[Data records for software interfaces]
[Start of section]

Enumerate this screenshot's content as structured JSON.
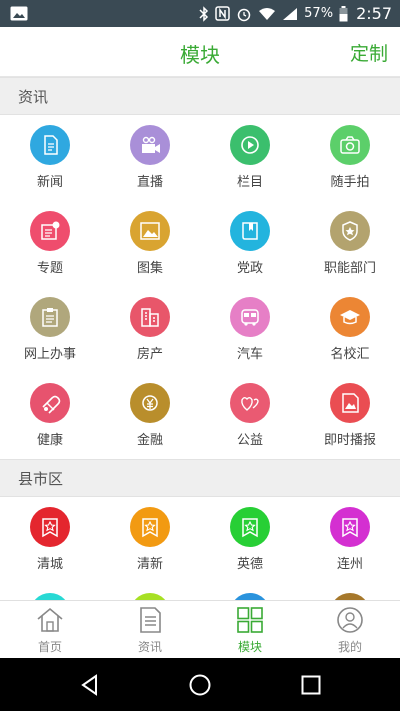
{
  "status": {
    "battery": "57%",
    "time": "2:57"
  },
  "header": {
    "title": "模块",
    "action": "定制"
  },
  "sections": [
    {
      "title": "资讯",
      "items": [
        {
          "label": "新闻",
          "icon": "document-icon",
          "color": "#2fa8e0"
        },
        {
          "label": "直播",
          "icon": "camera-icon",
          "color": "#a98fd8"
        },
        {
          "label": "栏目",
          "icon": "play-icon",
          "color": "#3bbf6d"
        },
        {
          "label": "随手拍",
          "icon": "photo-camera-icon",
          "color": "#5ccf6a"
        },
        {
          "label": "专题",
          "icon": "topic-icon",
          "color": "#ef4d6d"
        },
        {
          "label": "图集",
          "icon": "gallery-icon",
          "color": "#d9a431"
        },
        {
          "label": "党政",
          "icon": "book-icon",
          "color": "#23b4de"
        },
        {
          "label": "职能部门",
          "icon": "badge-icon",
          "color": "#b3a36e"
        },
        {
          "label": "网上办事",
          "icon": "clipboard-icon",
          "color": "#b0a77c"
        },
        {
          "label": "房产",
          "icon": "building-icon",
          "color": "#e8566a"
        },
        {
          "label": "汽车",
          "icon": "bus-icon",
          "color": "#e67fc6"
        },
        {
          "label": "名校汇",
          "icon": "graduation-icon",
          "color": "#ec8634"
        },
        {
          "label": "健康",
          "icon": "pill-icon",
          "color": "#e7536e"
        },
        {
          "label": "金融",
          "icon": "money-icon",
          "color": "#b98e2c"
        },
        {
          "label": "公益",
          "icon": "hearts-icon",
          "color": "#ea5a72"
        },
        {
          "label": "即时播报",
          "icon": "image-icon",
          "color": "#ea4d52"
        }
      ]
    },
    {
      "title": "县市区",
      "items": [
        {
          "label": "清城",
          "icon": "star-flag-icon",
          "color": "#e4262e"
        },
        {
          "label": "清新",
          "icon": "star-flag-icon",
          "color": "#f29a12"
        },
        {
          "label": "英德",
          "icon": "star-flag-icon",
          "color": "#27cf35"
        },
        {
          "label": "连州",
          "icon": "star-flag-icon",
          "color": "#d42fd1"
        },
        {
          "label": "",
          "icon": "star-flag-icon",
          "color": "#28d9d4"
        },
        {
          "label": "",
          "icon": "star-flag-icon",
          "color": "#a7e024"
        },
        {
          "label": "",
          "icon": "star-flag-icon",
          "color": "#2a93dd"
        },
        {
          "label": "",
          "icon": "star-flag-icon",
          "color": "#a6782b"
        }
      ]
    }
  ],
  "tabs": [
    {
      "label": "首页",
      "icon": "home-icon",
      "active": false
    },
    {
      "label": "资讯",
      "icon": "news-icon",
      "active": false
    },
    {
      "label": "模块",
      "icon": "grid-icon",
      "active": true
    },
    {
      "label": "我的",
      "icon": "user-icon",
      "active": false
    }
  ]
}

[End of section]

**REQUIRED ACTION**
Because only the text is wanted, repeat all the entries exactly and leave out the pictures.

**WRITTEN ANSWER**
Enumerate this screenshot's content as structured JSON.
{
  "status": {
    "battery": "57%",
    "time": "2:57"
  },
  "header": {
    "title": "模块",
    "action": "定制"
  },
  "sections": [
    {
      "title": "资讯",
      "items": [
        {
          "label": "新闻",
          "icon": "document-icon",
          "color": "#2fa8e0"
        },
        {
          "label": "直播",
          "icon": "camera-icon",
          "color": "#a98fd8"
        },
        {
          "label": "栏目",
          "icon": "play-icon",
          "color": "#3bbf6d"
        },
        {
          "label": "随手拍",
          "icon": "photo-camera-icon",
          "color": "#5ccf6a"
        },
        {
          "label": "专题",
          "icon": "topic-icon",
          "color": "#ef4d6d"
        },
        {
          "label": "图集",
          "icon": "gallery-icon",
          "color": "#d9a431"
        },
        {
          "label": "党政",
          "icon": "book-icon",
          "color": "#23b4de"
        },
        {
          "label": "职能部门",
          "icon": "badge-icon",
          "color": "#b3a36e"
        },
        {
          "label": "网上办事",
          "icon": "clipboard-icon",
          "color": "#b0a77c"
        },
        {
          "label": "房产",
          "icon": "building-icon",
          "color": "#e8566a"
        },
        {
          "label": "汽车",
          "icon": "bus-icon",
          "color": "#e67fc6"
        },
        {
          "label": "名校汇",
          "icon": "graduation-icon",
          "color": "#ec8634"
        },
        {
          "label": "健康",
          "icon": "pill-icon",
          "color": "#e7536e"
        },
        {
          "label": "金融",
          "icon": "money-icon",
          "color": "#b98e2c"
        },
        {
          "label": "公益",
          "icon": "hearts-icon",
          "color": "#ea5a72"
        },
        {
          "label": "即时播报",
          "icon": "image-icon",
          "color": "#ea4d52"
        }
      ]
    },
    {
      "title": "县市区",
      "items": [
        {
          "label": "清城",
          "icon": "star-flag-icon",
          "color": "#e4262e"
        },
        {
          "label": "清新",
          "icon": "star-flag-icon",
          "color": "#f29a12"
        },
        {
          "label": "英德",
          "icon": "star-flag-icon",
          "color": "#27cf35"
        },
        {
          "label": "连州",
          "icon": "star-flag-icon",
          "color": "#d42fd1"
        },
        {
          "label": "",
          "icon": "star-flag-icon",
          "color": "#28d9d4"
        },
        {
          "label": "",
          "icon": "star-flag-icon",
          "color": "#a7e024"
        },
        {
          "label": "",
          "icon": "star-flag-icon",
          "color": "#2a93dd"
        },
        {
          "label": "",
          "icon": "star-flag-icon",
          "color": "#a6782b"
        }
      ]
    }
  ],
  "tabs": [
    {
      "label": "首页",
      "icon": "home-icon",
      "active": false
    },
    {
      "label": "资讯",
      "icon": "news-icon",
      "active": false
    },
    {
      "label": "模块",
      "icon": "grid-icon",
      "active": true
    },
    {
      "label": "我的",
      "icon": "user-icon",
      "active": false
    }
  ]
}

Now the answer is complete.